And Danny Tarkanian is a law school graduate and small business owner in Las Vegas. He also is involved with the Tarkanian Basketball Academy, a non-profit organization focused on working with at-risk youth.
As a lifetime Nevadan, he said he is worried about the direction of our country and is concerned for his children’s future, vowing to “shake up” Washington.
State Assembly minority leader Pete Goicoechea is unopposed in the primary election for state senate district 19, the sprawling district which covers the majority of Nevada geographically.
He said he is running on his record of opposing tax increases and favoring the downsizing of government. A third generation Nevada rancher, he said, “I’m here for you.”

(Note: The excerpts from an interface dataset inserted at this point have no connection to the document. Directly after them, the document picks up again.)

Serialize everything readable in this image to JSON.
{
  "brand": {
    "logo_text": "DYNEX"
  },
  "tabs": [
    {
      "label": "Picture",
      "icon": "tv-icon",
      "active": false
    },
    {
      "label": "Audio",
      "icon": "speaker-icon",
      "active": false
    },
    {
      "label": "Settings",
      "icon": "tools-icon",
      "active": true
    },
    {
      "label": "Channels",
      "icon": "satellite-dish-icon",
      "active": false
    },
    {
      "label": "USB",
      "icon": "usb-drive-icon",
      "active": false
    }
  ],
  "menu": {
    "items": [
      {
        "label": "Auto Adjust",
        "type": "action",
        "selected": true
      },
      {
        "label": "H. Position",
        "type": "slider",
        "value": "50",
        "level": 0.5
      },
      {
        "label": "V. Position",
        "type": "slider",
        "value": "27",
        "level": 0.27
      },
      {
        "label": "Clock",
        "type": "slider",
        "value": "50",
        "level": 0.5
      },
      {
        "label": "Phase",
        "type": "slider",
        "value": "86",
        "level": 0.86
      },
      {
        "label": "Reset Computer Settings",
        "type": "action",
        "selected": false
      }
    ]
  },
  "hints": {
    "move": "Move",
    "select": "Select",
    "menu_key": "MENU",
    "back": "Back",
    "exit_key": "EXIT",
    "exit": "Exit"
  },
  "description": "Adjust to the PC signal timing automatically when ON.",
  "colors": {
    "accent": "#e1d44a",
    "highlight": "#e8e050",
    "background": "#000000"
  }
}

Walt Grudzinski of Pahrump is a Republican candidate to replace retiring Ed Goedhart in Assembly District 36.
He is running on a platform of no new taxes, balanced budgets and improving Nevadans’ quality of life. He questioned why there is a great highway from Las Vegas to the Nye County line near Pahrump but the same quality does not continue once one enters this county.
And non-partisan Kimberly Wanker spoke to the group asking support for her retention as district judge in department one of the Fifth Judicial District, the nation’s third largest judicial district geographically.
An appointee by the governor to replace the late John Davis, she believes “if you do the crime, you do the time.” She outlined her service on the bench to date and said she is proud to have served previously overseeing drug courts, a system that she is espousing for Tonopah in the near future.